▶ TASK TO COMPLETE
If a line in the entries below includes "this", pick it out and copy it.

▶ GIVEN DATA
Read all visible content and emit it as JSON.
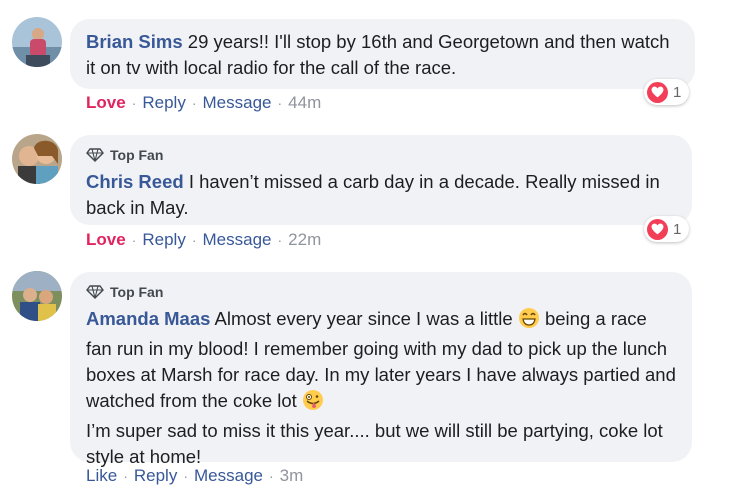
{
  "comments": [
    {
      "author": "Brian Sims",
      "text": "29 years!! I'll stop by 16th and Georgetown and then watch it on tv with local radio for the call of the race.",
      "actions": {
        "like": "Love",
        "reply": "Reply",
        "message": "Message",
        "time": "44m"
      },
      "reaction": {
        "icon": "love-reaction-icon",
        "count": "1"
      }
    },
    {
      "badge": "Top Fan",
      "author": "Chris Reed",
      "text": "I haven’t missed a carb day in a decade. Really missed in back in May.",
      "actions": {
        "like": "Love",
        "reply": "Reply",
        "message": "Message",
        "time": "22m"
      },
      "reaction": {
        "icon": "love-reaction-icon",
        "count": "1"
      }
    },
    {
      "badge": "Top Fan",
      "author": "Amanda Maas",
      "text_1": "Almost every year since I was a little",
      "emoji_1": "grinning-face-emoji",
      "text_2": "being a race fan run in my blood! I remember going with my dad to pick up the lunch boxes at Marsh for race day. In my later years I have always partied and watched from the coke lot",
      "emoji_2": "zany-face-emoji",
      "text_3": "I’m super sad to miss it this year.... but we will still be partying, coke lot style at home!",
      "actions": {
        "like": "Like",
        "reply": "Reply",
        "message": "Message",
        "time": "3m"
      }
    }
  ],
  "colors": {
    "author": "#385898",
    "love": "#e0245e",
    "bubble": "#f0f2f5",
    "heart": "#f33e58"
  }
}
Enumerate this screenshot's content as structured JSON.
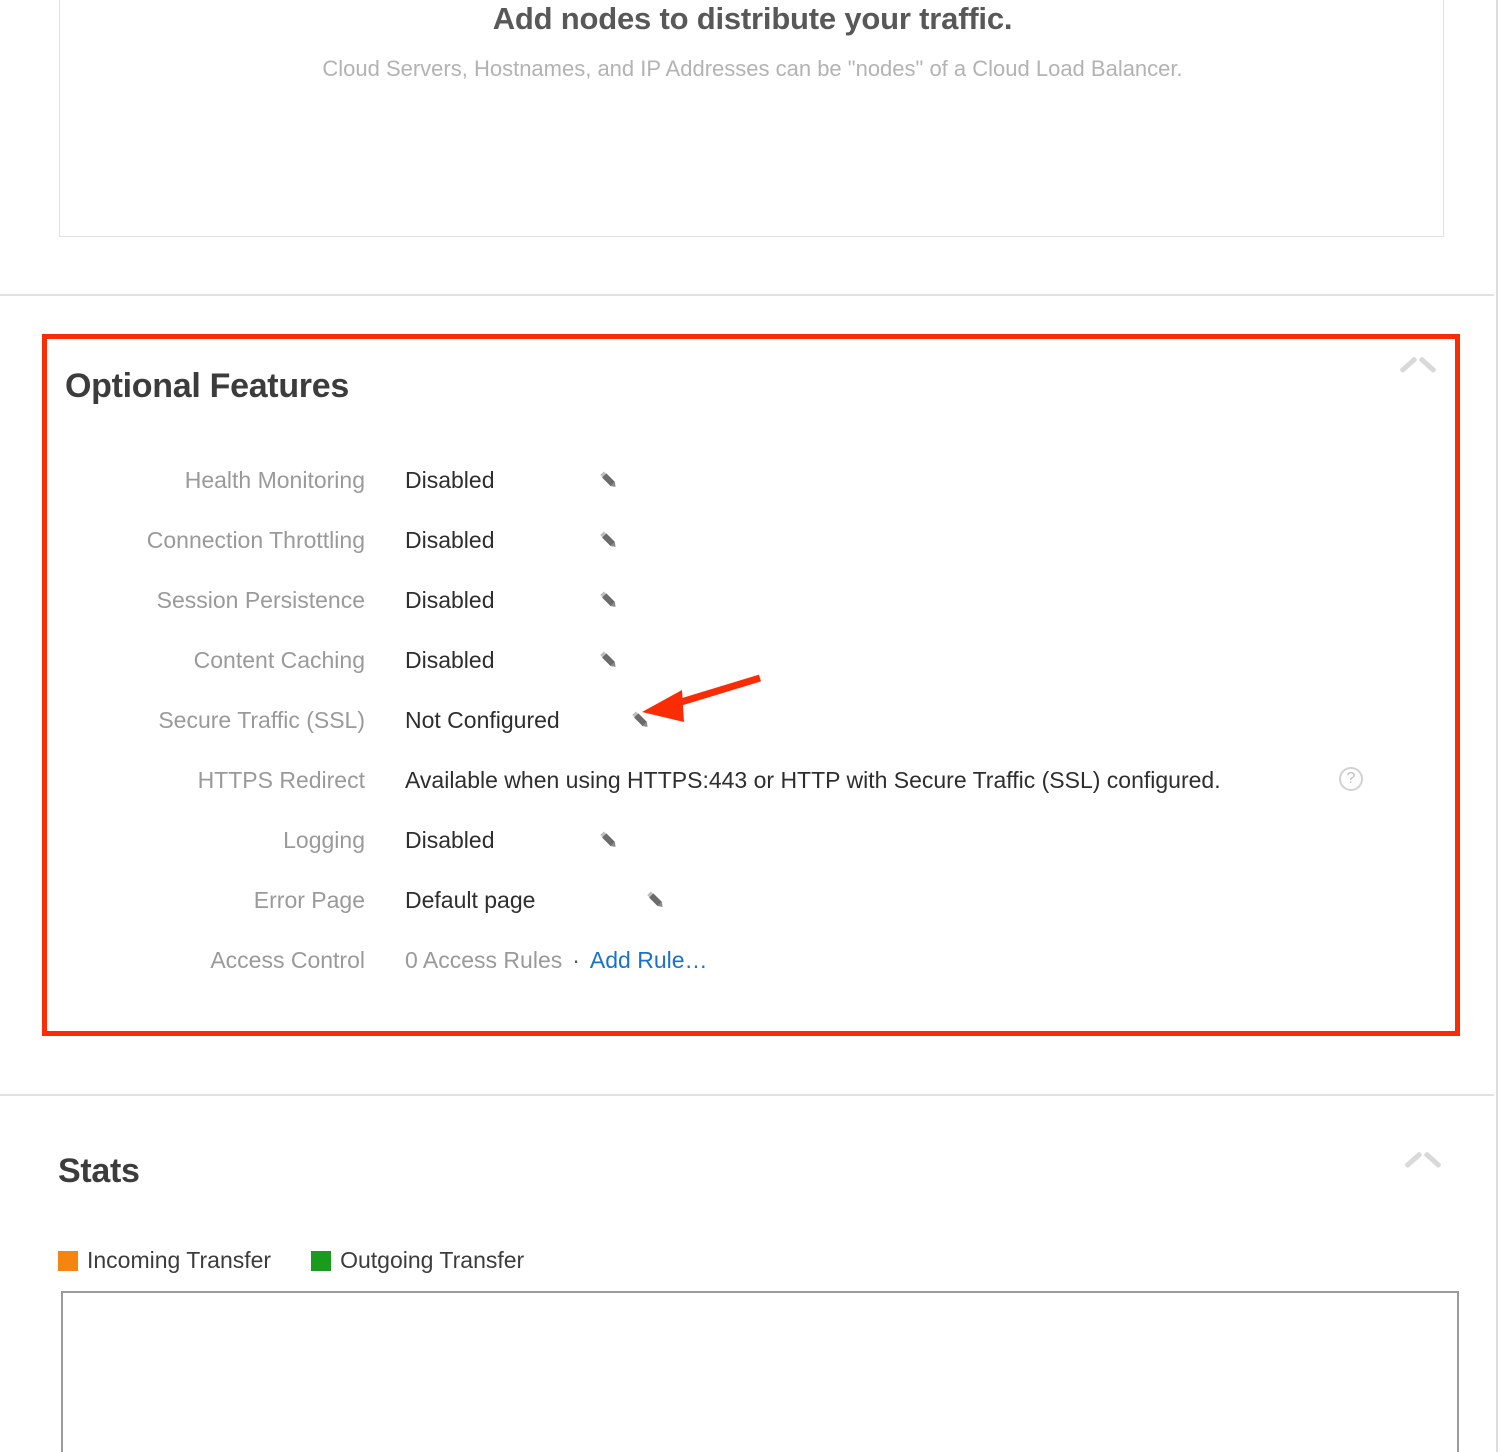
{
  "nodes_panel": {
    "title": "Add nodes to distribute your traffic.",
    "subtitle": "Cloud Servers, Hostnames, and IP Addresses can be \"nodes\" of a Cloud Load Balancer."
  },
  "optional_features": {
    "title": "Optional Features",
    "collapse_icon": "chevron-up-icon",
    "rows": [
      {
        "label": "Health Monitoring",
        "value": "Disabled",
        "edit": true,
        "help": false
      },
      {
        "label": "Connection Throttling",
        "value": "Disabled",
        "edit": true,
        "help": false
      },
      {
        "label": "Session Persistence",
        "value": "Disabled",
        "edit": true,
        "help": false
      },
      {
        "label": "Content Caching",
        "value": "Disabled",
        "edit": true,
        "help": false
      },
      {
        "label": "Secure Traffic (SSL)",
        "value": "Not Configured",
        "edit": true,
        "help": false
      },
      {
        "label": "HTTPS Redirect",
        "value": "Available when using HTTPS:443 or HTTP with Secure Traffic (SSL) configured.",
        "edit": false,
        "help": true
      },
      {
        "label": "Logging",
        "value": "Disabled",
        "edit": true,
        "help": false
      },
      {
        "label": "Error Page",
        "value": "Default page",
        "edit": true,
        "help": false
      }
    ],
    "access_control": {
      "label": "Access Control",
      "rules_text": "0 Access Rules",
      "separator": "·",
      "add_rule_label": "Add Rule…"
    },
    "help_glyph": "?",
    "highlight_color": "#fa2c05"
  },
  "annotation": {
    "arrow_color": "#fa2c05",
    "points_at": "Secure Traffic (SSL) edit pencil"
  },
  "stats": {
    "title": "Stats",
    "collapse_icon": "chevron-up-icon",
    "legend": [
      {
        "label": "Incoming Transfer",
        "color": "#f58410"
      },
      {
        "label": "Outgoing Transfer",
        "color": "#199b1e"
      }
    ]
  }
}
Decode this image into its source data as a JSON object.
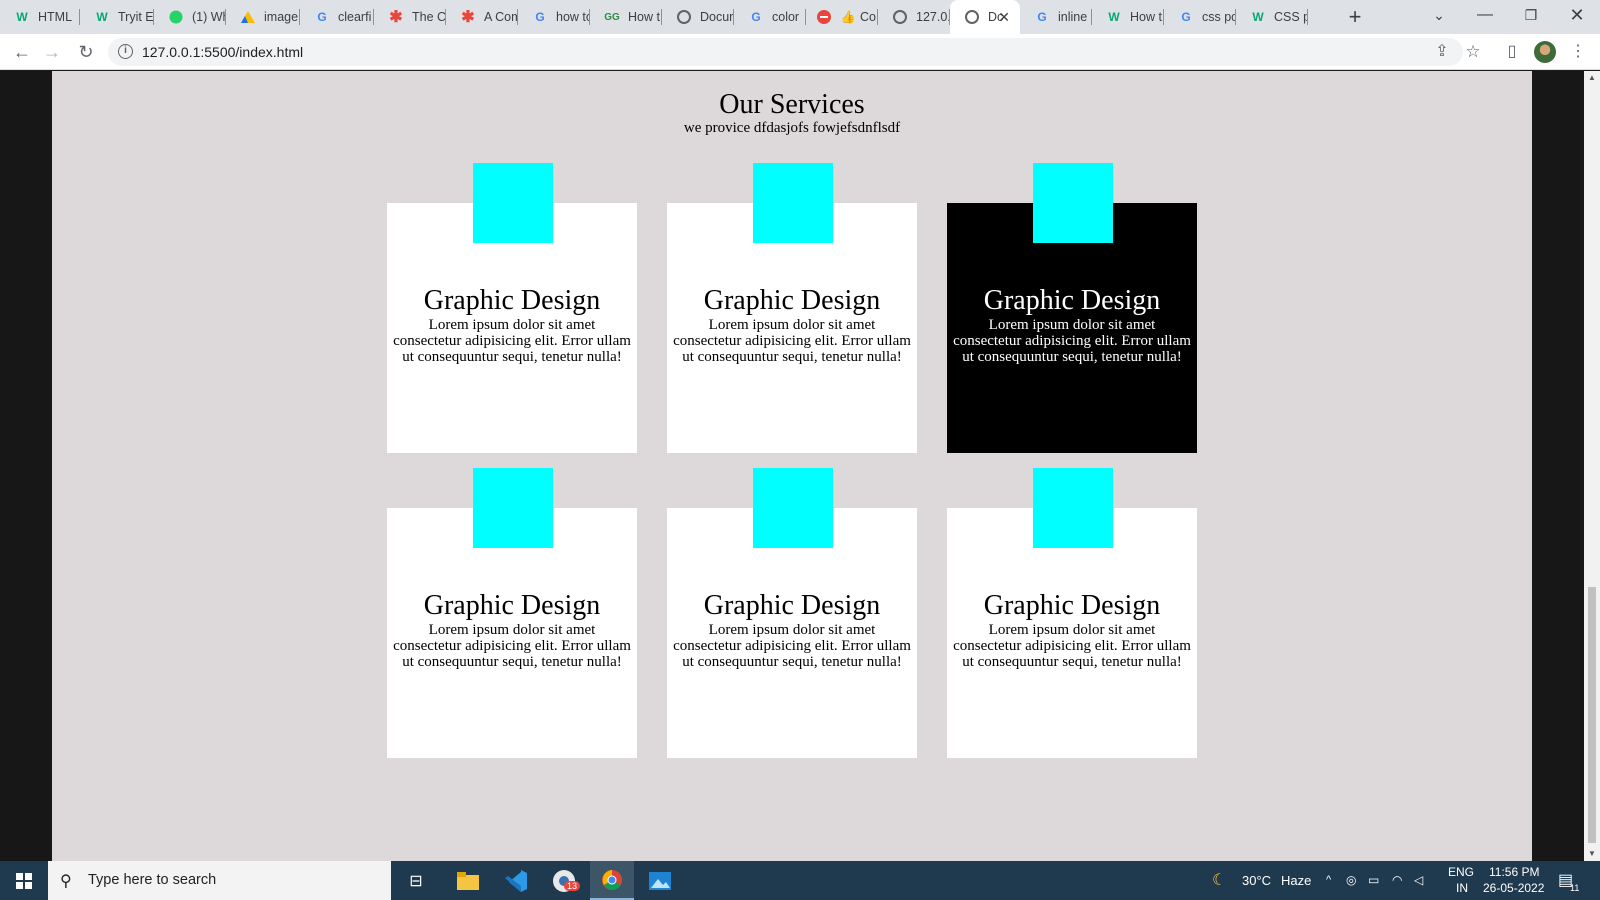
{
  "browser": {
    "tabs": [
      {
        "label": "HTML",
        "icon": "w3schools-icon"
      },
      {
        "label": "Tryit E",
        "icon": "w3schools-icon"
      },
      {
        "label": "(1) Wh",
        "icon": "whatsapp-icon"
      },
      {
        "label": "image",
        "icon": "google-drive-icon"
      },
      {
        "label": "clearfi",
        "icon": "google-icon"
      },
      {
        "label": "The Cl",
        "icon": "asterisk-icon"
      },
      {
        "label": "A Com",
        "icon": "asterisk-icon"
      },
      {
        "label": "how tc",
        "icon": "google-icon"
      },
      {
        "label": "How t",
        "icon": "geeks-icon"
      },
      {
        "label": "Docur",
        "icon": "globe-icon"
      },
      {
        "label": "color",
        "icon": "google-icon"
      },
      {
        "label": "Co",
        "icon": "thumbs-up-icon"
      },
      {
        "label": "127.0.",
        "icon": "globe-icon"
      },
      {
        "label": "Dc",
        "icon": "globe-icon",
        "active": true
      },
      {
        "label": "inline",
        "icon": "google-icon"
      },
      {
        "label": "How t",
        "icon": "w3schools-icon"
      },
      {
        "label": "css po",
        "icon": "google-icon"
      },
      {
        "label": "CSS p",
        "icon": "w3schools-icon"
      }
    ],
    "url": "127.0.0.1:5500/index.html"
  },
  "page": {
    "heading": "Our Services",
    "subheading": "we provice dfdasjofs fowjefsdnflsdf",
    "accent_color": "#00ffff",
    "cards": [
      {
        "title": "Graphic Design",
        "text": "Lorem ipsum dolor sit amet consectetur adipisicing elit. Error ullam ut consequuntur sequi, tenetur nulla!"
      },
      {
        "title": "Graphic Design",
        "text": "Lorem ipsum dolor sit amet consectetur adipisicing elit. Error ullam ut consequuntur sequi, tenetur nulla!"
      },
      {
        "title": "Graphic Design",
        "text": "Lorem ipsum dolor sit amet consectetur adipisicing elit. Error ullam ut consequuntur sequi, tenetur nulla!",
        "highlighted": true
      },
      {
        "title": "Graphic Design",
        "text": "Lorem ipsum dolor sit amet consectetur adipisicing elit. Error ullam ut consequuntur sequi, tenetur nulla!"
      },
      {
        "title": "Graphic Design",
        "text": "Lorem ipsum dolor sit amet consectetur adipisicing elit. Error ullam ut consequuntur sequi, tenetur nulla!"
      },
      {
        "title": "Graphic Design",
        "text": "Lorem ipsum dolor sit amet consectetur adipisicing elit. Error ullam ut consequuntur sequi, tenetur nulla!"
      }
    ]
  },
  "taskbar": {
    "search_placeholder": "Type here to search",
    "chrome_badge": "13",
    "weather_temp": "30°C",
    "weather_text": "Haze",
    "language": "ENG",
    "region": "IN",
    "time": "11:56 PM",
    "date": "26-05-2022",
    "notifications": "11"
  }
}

▶ EXERCISE ANSWER
      "text_3": "I’m super sad to miss it this year.... but we will still be partying, coke lot style at home!",
Enumerate this screenshot's content as structured JSON.
Decode this image into its source data as a JSON object.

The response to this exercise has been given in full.